──────── GIVEN DATA
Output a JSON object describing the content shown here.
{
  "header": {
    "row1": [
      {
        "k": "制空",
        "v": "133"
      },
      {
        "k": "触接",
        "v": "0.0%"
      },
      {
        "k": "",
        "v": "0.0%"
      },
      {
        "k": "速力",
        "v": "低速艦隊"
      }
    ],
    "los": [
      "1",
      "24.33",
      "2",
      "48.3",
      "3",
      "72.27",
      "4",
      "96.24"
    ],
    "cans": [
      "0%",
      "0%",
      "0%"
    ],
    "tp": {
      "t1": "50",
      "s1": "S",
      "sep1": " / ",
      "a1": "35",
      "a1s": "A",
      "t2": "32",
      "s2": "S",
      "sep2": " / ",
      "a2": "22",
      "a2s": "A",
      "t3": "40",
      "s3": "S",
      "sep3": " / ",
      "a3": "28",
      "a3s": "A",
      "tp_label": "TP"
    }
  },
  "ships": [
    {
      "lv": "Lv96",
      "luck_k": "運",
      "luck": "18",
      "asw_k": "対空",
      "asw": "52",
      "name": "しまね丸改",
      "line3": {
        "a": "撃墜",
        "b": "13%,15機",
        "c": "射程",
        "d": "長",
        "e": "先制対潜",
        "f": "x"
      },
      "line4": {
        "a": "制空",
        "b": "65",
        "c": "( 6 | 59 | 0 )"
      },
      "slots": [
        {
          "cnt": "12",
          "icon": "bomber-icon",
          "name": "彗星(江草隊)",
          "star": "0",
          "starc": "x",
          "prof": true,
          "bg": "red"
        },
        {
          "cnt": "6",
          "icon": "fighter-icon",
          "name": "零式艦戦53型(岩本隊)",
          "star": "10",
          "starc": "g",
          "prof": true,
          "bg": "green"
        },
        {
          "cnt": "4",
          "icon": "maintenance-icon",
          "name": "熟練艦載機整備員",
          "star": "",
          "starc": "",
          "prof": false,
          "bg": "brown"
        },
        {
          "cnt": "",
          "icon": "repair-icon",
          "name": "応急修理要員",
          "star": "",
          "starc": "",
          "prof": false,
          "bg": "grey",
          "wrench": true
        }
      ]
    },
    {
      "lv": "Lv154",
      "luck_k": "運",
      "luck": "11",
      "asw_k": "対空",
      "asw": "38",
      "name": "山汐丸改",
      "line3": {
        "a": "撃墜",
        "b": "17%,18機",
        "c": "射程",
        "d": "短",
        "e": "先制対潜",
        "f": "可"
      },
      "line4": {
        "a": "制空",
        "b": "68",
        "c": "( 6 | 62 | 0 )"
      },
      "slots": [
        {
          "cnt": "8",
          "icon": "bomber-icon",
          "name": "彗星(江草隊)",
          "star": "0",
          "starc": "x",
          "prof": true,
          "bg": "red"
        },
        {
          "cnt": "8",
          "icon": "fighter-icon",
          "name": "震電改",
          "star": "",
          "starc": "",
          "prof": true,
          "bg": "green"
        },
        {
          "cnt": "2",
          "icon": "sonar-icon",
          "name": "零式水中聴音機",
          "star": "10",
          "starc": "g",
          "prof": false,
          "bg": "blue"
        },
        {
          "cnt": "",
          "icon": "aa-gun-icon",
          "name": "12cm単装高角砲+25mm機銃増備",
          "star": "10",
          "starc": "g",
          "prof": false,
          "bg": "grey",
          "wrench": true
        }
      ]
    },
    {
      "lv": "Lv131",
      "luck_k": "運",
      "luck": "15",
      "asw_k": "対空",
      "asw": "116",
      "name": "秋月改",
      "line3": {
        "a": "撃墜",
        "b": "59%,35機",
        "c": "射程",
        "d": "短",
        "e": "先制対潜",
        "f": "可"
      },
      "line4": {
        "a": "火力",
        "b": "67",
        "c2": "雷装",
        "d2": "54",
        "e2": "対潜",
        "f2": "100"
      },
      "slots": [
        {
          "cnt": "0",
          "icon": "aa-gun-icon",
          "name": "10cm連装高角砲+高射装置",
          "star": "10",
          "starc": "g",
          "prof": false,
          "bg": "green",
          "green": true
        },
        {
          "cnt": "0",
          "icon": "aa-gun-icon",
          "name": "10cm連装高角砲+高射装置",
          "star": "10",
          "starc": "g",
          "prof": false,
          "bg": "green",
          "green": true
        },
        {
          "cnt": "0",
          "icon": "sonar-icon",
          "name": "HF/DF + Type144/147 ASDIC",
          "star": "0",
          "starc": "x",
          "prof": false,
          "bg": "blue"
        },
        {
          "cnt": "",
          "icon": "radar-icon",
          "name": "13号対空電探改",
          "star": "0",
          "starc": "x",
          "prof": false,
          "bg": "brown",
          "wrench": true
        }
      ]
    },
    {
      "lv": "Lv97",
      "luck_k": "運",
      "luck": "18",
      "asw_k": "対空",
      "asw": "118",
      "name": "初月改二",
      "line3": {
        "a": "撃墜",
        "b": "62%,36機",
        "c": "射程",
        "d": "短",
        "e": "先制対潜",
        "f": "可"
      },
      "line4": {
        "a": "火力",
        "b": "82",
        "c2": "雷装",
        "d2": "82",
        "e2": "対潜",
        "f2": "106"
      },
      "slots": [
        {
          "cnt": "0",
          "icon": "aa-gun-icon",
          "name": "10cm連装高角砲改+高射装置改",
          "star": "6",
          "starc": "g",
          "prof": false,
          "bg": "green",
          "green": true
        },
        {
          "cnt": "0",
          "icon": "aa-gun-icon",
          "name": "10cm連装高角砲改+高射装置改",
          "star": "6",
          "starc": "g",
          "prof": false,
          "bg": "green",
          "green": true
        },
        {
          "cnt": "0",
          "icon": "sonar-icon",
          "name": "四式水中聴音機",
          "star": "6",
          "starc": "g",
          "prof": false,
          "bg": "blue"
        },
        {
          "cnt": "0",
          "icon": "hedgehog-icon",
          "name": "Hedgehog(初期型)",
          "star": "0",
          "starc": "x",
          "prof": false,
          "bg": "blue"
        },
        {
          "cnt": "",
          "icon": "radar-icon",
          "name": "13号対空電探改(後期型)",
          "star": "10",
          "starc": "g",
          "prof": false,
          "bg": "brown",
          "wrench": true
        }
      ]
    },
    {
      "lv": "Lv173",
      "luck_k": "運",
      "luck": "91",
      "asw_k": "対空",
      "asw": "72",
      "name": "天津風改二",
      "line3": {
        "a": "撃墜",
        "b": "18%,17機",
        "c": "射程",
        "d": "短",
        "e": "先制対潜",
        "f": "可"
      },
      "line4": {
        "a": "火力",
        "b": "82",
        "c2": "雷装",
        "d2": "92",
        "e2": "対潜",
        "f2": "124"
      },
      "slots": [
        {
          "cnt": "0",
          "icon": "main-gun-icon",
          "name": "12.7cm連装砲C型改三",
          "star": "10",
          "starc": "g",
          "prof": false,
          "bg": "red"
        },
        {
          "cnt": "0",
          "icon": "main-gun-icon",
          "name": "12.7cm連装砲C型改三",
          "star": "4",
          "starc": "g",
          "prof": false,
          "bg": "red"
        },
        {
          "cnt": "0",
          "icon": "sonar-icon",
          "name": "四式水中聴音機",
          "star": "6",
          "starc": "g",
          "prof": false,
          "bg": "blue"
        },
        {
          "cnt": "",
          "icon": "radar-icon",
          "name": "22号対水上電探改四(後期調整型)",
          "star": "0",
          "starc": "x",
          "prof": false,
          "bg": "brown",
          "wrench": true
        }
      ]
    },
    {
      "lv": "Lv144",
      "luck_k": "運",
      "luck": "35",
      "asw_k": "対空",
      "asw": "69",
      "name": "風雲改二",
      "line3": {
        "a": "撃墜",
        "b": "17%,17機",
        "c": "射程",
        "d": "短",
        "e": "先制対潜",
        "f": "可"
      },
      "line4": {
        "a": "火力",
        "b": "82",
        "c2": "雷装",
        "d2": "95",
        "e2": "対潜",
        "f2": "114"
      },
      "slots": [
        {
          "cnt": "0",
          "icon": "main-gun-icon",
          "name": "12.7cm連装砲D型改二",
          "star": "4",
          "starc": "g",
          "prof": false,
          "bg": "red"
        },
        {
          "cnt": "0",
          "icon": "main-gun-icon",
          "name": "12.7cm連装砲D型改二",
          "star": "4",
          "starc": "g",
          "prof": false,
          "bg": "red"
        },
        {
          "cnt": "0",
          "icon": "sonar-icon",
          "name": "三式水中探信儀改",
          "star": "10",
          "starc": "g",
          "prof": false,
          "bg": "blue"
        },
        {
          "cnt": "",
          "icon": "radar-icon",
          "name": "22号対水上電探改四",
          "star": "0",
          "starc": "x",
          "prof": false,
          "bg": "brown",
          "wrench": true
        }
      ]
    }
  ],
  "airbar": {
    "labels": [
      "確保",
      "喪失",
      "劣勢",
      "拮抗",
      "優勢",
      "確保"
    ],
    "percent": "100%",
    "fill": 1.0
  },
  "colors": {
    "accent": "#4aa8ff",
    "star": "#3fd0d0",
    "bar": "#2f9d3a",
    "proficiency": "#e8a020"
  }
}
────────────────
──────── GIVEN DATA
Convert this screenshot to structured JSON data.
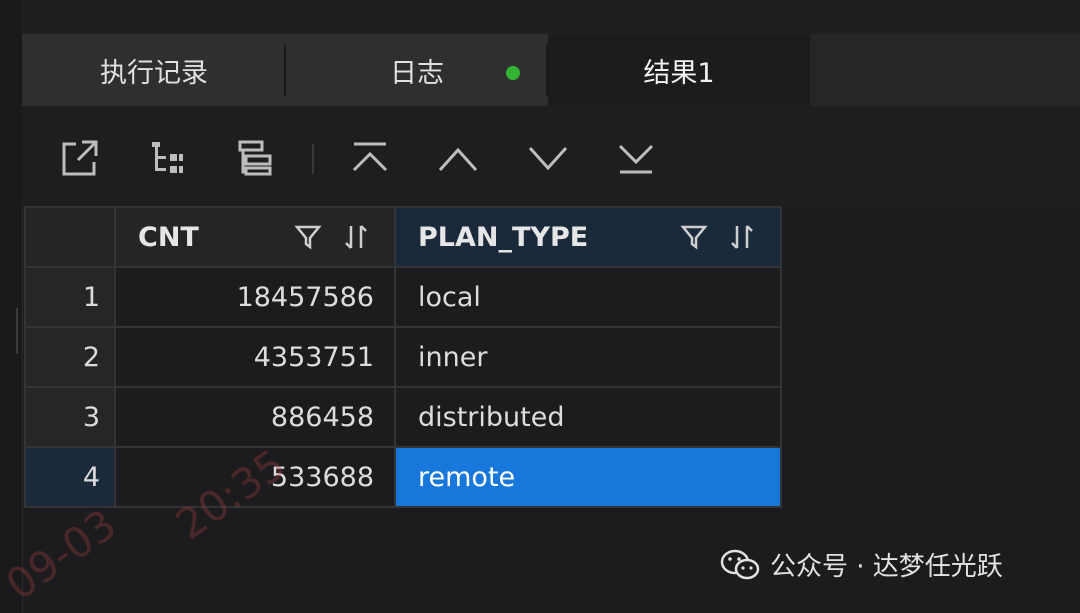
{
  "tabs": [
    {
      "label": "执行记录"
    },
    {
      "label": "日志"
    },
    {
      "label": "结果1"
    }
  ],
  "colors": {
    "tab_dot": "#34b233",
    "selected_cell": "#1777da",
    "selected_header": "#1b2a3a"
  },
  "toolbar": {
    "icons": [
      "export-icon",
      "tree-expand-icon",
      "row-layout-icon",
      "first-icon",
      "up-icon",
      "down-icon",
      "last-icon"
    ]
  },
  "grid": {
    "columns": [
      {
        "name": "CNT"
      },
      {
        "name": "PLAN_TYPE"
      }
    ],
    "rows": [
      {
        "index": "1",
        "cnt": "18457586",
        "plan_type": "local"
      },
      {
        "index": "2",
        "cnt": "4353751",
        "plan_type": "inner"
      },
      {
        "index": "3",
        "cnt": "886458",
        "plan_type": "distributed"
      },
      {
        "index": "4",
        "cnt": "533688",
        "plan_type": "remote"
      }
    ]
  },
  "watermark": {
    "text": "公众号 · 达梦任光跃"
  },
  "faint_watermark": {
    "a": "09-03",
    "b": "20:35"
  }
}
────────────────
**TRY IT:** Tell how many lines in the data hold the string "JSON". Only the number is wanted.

**YOUR SOLUTION:** 2